The catch was: Attendees weren't allowed to record any of it. No audio. No video. 

Our team of analysts wrote down every single word Buffett and Munger uttered. Over 16,000 words. But only two words stood out to me as I read the detailed transcript of the event: "Real threat."

That's how Buffett responded when asked about this emerging market that is already expected to be worth more than $2 trillion in the U.S. alone. Google has already put some of its best engineers behind the technology powering this trend. 

The amazing thing is, while Buffett may be nervous, the rest of us can invest in this new industry BEFORE the old money realizes what hit them.

KPMG advises we're "on the cusp of revolutionary change" coming much "sooner than you think."

Even one legendary MIT professor had to recant his position that the technology was "beyond the capability of computer science." (He recently confessed to The Wall Street Journal that he's now a believer and amazed "how quickly this technology caught on.")

Yet according to one J.D. Power and Associates survey, only 1 in 5 Americans are even interested in this technology, much less ready to invest in it. Needless to say, you haven't missed your window of opportunity. 

Think about how many amazing technologies you've watched soar to new heights while you kick yourself thinking, "I knew about that technology before everyone was talking about it, but I just sat on my hands." 

Don't let that happen again. This time, it should be your family telling you, "I can't believe you knew about and invested in that technology so early on."

That's why I hope you take just a few minutes to access the exclusive research our team of analysts has put together on this industry and the one stock positioned to capitalize on this major shift.

Click here to learn about this incredible technology before Buffett stops being scared and starts buying!

David Hanson owns shares of Berkshire Hathaway and American Express. The Motley Fool recommends and owns shares of Berkshire Hathaway, Google, and Coca-Cola.We Fools don't all hold the same opinions, but we all believe that considering a diverse range of insights makes us better investors. The Motley Fool has a disclosure policy.

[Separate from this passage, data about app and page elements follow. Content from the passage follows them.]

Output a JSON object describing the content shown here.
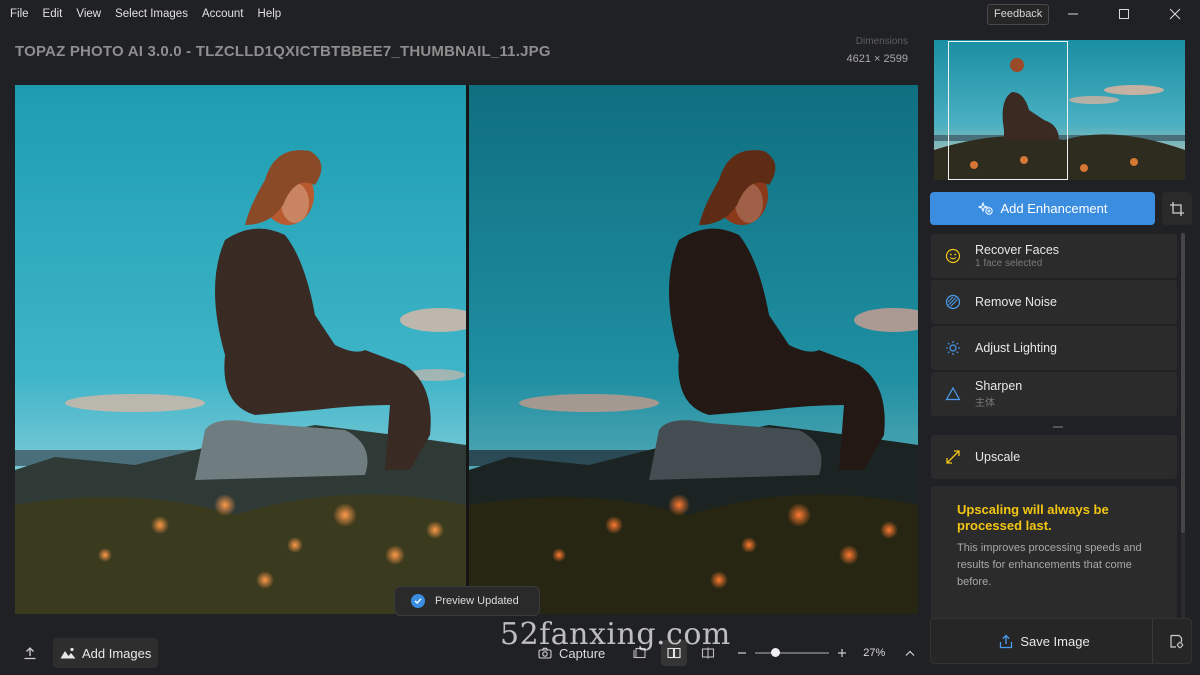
{
  "menu": [
    "File",
    "Edit",
    "View",
    "Select Images",
    "Account",
    "Help"
  ],
  "window": {
    "feedback_label": "Feedback"
  },
  "header": {
    "title": "TOPAZ PHOTO AI 3.0.0 - TLZCLLD1QXICTBTBBEE7_THUMBNAIL_11.JPG",
    "dimensions_label": "Dimensions",
    "dimensions_value": "4621 × 2599"
  },
  "toast": {
    "text": "Preview Updated"
  },
  "bottom": {
    "add_images_label": "Add Images",
    "capture_label": "Capture",
    "zoom_percent": "27%",
    "zoom_level": 0.27
  },
  "watermark": "52fanxing.com",
  "sidebar": {
    "add_enhancement_label": "Add Enhancement",
    "enhancements": [
      {
        "label": "Recover Faces",
        "sub": "1 face selected",
        "icon": "smiley-icon"
      },
      {
        "label": "Remove Noise",
        "sub": "",
        "icon": "noise-icon"
      },
      {
        "label": "Adjust Lighting",
        "sub": "",
        "icon": "sun-icon"
      },
      {
        "label": "Sharpen",
        "sub": "主体",
        "icon": "triangle-icon"
      }
    ],
    "upscale_label": "Upscale",
    "upscale_note": {
      "title": "Upscaling will always be processed last.",
      "body": "This improves processing speeds and results for enhancements that come before."
    },
    "save_label": "Save Image"
  },
  "colors": {
    "accent": "#3b8de0",
    "warning": "#f3c613",
    "background": "#202124",
    "panel": "#2b2b2b"
  }
}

©1995-2014 The Motley Fool. All rights reserved. | Privacy/Legal Information